It directed the central and state governments to stop filing cases under the country’s sedition law. In effect, all pending cases in various courts have been held in abeyance.

The central government had argued in court that where there is a “cognisable offence” and a law exists to imprison the accused, then such a case could not be prevented from being filed. The government’s contention was that a police officer of a specified seniority could determine the necessity of filing such cases.

But the court eventually decided to place a stay on the law. Those who are booked under this law from this point on till the court’s next orders can now approach the court to have the charges overturned. According to senior advocate Kapil Sibal, there are currently 13,000 people in various Indian jails on charges of sedition.

India’s current sedition law

The stay will be in place till the Indian government can reassess provisions of the British-era law. The 152-year-old section 124A of the Indian Penal Code currently states:

“Whoever, by words, either spoken or written, or by signs, or by visible representation, or otherwise, brings or attempts to bring into hatred or contempt, or excites or attempts to excite disaffection towards, the Government estab­lished by law in [India], shall be punished with [im­prisonment for life], to which fine may be added, or with impris­onment which may extend to three years, to which fine may be added, or with fine.”

The law was used by the British to imprison freedom fighters in India, including Mohandas Karamchand Gandhi.
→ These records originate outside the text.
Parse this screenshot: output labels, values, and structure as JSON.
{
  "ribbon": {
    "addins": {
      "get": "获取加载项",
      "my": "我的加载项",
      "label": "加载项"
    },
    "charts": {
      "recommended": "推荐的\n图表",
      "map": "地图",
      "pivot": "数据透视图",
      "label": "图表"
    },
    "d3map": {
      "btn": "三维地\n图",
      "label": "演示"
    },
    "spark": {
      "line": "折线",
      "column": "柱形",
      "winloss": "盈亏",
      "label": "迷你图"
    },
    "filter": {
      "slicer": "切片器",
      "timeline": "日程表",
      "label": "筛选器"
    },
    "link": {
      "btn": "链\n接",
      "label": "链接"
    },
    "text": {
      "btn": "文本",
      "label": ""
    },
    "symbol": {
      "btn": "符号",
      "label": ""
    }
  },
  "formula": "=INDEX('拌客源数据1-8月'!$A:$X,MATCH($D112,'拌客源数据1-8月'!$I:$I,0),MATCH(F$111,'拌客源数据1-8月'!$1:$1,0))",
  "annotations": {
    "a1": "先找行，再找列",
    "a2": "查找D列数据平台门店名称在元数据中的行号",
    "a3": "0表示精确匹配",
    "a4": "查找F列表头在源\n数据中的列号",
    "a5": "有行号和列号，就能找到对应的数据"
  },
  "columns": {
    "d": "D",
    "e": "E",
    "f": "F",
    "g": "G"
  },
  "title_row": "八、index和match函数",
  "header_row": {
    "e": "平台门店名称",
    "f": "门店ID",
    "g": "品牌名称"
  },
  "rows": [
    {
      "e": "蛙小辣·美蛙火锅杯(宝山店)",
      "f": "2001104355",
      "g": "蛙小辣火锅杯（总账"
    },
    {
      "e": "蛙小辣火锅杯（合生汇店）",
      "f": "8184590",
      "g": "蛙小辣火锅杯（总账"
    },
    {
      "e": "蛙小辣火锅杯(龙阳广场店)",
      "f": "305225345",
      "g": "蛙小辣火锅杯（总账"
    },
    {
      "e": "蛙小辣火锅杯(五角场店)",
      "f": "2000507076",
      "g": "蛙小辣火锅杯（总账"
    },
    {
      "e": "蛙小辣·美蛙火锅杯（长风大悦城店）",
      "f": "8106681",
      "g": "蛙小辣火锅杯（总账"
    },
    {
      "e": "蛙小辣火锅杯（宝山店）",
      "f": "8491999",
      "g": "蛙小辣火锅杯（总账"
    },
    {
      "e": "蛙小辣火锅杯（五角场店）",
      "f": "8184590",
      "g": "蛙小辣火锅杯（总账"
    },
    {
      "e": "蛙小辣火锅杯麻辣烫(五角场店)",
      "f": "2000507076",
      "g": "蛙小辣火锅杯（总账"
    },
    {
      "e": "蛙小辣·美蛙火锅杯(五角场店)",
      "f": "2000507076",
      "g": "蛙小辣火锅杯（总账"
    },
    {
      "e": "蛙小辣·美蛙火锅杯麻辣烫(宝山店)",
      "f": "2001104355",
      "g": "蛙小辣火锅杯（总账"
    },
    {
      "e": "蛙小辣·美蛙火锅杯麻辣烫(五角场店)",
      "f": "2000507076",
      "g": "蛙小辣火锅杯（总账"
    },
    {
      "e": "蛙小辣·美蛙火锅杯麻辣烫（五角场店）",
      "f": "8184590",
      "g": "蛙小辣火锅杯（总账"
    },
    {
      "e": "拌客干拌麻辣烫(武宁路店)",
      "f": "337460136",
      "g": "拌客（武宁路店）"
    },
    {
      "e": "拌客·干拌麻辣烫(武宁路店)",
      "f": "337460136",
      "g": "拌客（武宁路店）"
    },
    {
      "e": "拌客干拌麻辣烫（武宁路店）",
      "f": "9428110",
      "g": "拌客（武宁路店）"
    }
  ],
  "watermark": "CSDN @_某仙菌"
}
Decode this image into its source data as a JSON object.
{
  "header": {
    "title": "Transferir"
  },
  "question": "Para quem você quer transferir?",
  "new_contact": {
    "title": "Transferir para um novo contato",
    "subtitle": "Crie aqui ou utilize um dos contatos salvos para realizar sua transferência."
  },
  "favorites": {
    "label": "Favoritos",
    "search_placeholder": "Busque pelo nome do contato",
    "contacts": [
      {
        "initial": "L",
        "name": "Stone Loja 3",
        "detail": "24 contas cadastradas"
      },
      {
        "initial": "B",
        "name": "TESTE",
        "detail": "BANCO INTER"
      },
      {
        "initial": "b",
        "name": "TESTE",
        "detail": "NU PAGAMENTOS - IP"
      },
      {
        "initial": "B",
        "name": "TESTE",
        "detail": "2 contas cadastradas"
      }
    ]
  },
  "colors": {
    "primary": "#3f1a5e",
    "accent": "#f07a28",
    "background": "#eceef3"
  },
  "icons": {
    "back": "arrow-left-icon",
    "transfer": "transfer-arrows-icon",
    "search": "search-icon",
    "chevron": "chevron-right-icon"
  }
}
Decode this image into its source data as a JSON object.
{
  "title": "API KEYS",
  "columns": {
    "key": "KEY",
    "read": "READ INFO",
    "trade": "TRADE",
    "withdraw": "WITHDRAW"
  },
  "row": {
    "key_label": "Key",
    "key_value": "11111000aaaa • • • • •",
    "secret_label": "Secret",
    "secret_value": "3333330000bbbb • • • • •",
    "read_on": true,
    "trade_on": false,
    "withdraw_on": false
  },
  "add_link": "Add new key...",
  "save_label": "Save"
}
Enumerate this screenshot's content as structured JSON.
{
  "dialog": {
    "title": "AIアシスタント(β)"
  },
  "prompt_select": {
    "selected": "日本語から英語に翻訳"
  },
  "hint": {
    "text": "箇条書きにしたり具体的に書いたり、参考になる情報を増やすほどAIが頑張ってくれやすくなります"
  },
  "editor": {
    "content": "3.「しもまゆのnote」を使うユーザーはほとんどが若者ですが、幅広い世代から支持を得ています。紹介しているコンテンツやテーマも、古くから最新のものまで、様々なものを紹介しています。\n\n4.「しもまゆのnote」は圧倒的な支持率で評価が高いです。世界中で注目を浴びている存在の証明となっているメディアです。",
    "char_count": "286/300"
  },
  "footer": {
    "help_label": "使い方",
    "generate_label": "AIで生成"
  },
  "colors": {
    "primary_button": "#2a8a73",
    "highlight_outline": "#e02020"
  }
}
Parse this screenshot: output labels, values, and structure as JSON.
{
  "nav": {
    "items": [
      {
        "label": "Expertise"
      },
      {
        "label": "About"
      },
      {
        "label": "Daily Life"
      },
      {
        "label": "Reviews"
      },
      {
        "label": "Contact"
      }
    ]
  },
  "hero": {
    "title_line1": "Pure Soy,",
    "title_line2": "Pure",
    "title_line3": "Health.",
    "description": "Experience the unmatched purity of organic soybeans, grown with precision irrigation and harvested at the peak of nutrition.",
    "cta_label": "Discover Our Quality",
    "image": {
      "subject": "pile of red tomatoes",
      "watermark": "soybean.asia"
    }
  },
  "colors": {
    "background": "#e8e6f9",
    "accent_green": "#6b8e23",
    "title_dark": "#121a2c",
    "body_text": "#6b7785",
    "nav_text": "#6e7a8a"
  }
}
Today, governments routinely use the law to punish dissenters, including journalists and activists. Now, with the supreme court’s latest order, those in jail for sedition charges can apply for bail.

This post has been updated.